• **Data records**
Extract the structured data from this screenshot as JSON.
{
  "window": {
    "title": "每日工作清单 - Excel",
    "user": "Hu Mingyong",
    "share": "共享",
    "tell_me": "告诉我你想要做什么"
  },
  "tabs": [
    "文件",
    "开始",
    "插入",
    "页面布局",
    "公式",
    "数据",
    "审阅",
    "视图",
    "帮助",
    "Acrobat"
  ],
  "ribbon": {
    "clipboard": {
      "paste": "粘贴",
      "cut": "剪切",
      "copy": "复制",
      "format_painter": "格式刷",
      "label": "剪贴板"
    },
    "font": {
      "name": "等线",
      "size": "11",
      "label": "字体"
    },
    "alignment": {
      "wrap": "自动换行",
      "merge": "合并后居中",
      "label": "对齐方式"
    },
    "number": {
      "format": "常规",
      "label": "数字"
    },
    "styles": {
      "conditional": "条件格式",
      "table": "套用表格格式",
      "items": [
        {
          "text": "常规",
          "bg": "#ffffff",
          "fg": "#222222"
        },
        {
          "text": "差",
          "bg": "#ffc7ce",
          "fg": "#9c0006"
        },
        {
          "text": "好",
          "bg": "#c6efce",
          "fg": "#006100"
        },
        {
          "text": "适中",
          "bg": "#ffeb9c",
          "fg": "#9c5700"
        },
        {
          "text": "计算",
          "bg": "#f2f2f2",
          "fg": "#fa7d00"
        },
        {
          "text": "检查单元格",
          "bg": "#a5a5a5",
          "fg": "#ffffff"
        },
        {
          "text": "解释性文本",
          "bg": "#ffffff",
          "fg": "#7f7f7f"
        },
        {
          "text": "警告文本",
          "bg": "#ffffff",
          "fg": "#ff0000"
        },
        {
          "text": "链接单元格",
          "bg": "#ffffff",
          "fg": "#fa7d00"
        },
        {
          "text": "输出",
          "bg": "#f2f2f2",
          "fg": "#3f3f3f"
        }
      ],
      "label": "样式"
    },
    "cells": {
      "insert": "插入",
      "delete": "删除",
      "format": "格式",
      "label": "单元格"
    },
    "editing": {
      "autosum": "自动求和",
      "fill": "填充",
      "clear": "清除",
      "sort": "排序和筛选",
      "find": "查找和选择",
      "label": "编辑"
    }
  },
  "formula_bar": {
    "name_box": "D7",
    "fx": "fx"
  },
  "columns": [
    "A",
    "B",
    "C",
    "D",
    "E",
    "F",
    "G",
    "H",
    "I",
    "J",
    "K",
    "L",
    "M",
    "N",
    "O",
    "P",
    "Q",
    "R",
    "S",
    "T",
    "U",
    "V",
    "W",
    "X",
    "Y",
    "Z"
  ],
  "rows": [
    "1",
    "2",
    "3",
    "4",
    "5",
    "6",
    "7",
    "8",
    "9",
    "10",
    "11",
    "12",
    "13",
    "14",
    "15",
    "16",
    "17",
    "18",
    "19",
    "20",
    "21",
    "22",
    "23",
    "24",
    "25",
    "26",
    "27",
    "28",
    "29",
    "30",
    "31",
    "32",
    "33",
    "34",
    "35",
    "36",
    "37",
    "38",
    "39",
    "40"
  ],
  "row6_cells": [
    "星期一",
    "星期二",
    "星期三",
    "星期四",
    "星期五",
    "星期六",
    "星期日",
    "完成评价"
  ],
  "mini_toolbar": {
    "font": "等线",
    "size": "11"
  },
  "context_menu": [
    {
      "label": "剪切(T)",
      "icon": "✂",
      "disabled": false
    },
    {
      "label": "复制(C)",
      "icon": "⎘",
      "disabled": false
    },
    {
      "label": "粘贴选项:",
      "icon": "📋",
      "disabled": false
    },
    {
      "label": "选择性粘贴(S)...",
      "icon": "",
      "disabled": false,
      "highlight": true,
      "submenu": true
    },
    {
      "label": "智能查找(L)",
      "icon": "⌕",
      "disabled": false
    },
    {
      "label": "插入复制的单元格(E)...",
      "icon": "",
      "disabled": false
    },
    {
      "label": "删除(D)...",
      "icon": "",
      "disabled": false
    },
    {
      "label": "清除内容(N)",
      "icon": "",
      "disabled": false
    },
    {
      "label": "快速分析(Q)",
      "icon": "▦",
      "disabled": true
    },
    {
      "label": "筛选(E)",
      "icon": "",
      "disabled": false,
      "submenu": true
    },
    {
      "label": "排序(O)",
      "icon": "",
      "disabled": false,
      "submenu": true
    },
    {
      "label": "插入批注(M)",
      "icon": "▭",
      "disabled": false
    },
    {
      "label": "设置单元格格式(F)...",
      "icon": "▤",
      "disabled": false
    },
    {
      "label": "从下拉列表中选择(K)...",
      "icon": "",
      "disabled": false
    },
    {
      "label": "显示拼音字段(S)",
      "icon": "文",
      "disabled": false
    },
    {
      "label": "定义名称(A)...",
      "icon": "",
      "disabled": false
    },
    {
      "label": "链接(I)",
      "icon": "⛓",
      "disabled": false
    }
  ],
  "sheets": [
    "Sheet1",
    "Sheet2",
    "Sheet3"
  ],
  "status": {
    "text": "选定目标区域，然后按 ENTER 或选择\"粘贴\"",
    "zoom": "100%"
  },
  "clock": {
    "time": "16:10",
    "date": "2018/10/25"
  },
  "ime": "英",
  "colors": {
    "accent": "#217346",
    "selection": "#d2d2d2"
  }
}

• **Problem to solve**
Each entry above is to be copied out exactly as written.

• **The answer**
Extract the structured data from this screenshot as JSON.
{
  "window": {
    "title": "每日工作清单 - Excel",
    "user": "Hu Mingyong",
    "share": "共享",
    "tell_me": "告诉我你想要做什么"
  },
  "tabs": [
    "文件",
    "开始",
    "插入",
    "页面布局",
    "公式",
    "数据",
    "审阅",
    "视图",
    "帮助",
    "Acrobat"
  ],
  "ribbon": {
    "clipboard": {
      "paste": "粘贴",
      "cut": "剪切",
      "copy": "复制",
      "format_painter": "格式刷",
      "label": "剪贴板"
    },
    "font": {
      "name": "等线",
      "size": "11",
      "label": "字体"
    },
    "alignment": {
      "wrap": "自动换行",
      "merge": "合并后居中",
      "label": "对齐方式"
    },
    "number": {
      "format": "常规",
      "label": "数字"
    },
    "styles": {
      "conditional": "条件格式",
      "table": "套用表格格式",
      "items": [
        {
          "text": "常规",
          "bg": "#ffffff",
          "fg": "#222222"
        },
        {
          "text": "差",
          "bg": "#ffc7ce",
          "fg": "#9c0006"
        },
        {
          "text": "好",
          "bg": "#c6efce",
          "fg": "#006100"
        },
        {
          "text": "适中",
          "bg": "#ffeb9c",
          "fg": "#9c5700"
        },
        {
          "text": "计算",
          "bg": "#f2f2f2",
          "fg": "#fa7d00"
        },
        {
          "text": "检查单元格",
          "bg": "#a5a5a5",
          "fg": "#ffffff"
        },
        {
          "text": "解释性文本",
          "bg": "#ffffff",
          "fg": "#7f7f7f"
        },
        {
          "text": "警告文本",
          "bg": "#ffffff",
          "fg": "#ff0000"
        },
        {
          "text": "链接单元格",
          "bg": "#ffffff",
          "fg": "#fa7d00"
        },
        {
          "text": "输出",
          "bg": "#f2f2f2",
          "fg": "#3f3f3f"
        }
      ],
      "label": "样式"
    },
    "cells": {
      "insert": "插入",
      "delete": "删除",
      "format": "格式",
      "label": "单元格"
    },
    "editing": {
      "autosum": "自动求和",
      "fill": "填充",
      "clear": "清除",
      "sort": "排序和筛选",
      "find": "查找和选择",
      "label": "编辑"
    }
  },
  "formula_bar": {
    "name_box": "D7",
    "fx": "fx"
  },
  "columns": [
    "A",
    "B",
    "C",
    "D",
    "E",
    "F",
    "G",
    "H",
    "I",
    "J",
    "K",
    "L",
    "M",
    "N",
    "O",
    "P",
    "Q",
    "R",
    "S",
    "T",
    "U",
    "V",
    "W",
    "X",
    "Y",
    "Z"
  ],
  "rows": [
    "1",
    "2",
    "3",
    "4",
    "5",
    "6",
    "7",
    "8",
    "9",
    "10",
    "11",
    "12",
    "13",
    "14",
    "15",
    "16",
    "17",
    "18",
    "19",
    "20",
    "21",
    "22",
    "23",
    "24",
    "25",
    "26",
    "27",
    "28",
    "29",
    "30",
    "31",
    "32",
    "33",
    "34",
    "35",
    "36",
    "37",
    "38",
    "39",
    "40"
  ],
  "row6_cells": [
    "星期一",
    "星期二",
    "星期三",
    "星期四",
    "星期五",
    "星期六",
    "星期日",
    "完成评价"
  ],
  "mini_toolbar": {
    "font": "等线",
    "size": "11"
  },
  "context_menu": [
    {
      "label": "剪切(T)",
      "icon": "✂",
      "disabled": false
    },
    {
      "label": "复制(C)",
      "icon": "⎘",
      "disabled": false
    },
    {
      "label": "粘贴选项:",
      "icon": "📋",
      "disabled": false
    },
    {
      "label": "选择性粘贴(S)...",
      "icon": "",
      "disabled": false,
      "highlight": true,
      "submenu": true
    },
    {
      "label": "智能查找(L)",
      "icon": "⌕",
      "disabled": false
    },
    {
      "label": "插入复制的单元格(E)...",
      "icon": "",
      "disabled": false
    },
    {
      "label": "删除(D)...",
      "icon": "",
      "disabled": false
    },
    {
      "label": "清除内容(N)",
      "icon": "",
      "disabled": false
    },
    {
      "label": "快速分析(Q)",
      "icon": "▦",
      "disabled": true
    },
    {
      "label": "筛选(E)",
      "icon": "",
      "disabled": false,
      "submenu": true
    },
    {
      "label": "排序(O)",
      "icon": "",
      "disabled": false,
      "submenu": true
    },
    {
      "label": "插入批注(M)",
      "icon": "▭",
      "disabled": false
    },
    {
      "label": "设置单元格格式(F)...",
      "icon": "▤",
      "disabled": false
    },
    {
      "label": "从下拉列表中选择(K)...",
      "icon": "",
      "disabled": false
    },
    {
      "label": "显示拼音字段(S)",
      "icon": "文",
      "disabled": false
    },
    {
      "label": "定义名称(A)...",
      "icon": "",
      "disabled": false
    },
    {
      "label": "链接(I)",
      "icon": "⛓",
      "disabled": false
    }
  ],
  "sheets": [
    "Sheet1",
    "Sheet2",
    "Sheet3"
  ],
  "status": {
    "text": "选定目标区域，然后按 ENTER 或选择\"粘贴\"",
    "zoom": "100%"
  },
  "clock": {
    "time": "16:10",
    "date": "2018/10/25"
  },
  "ime": "英",
  "colors": {
    "accent": "#217346",
    "selection": "#d2d2d2"
  }
}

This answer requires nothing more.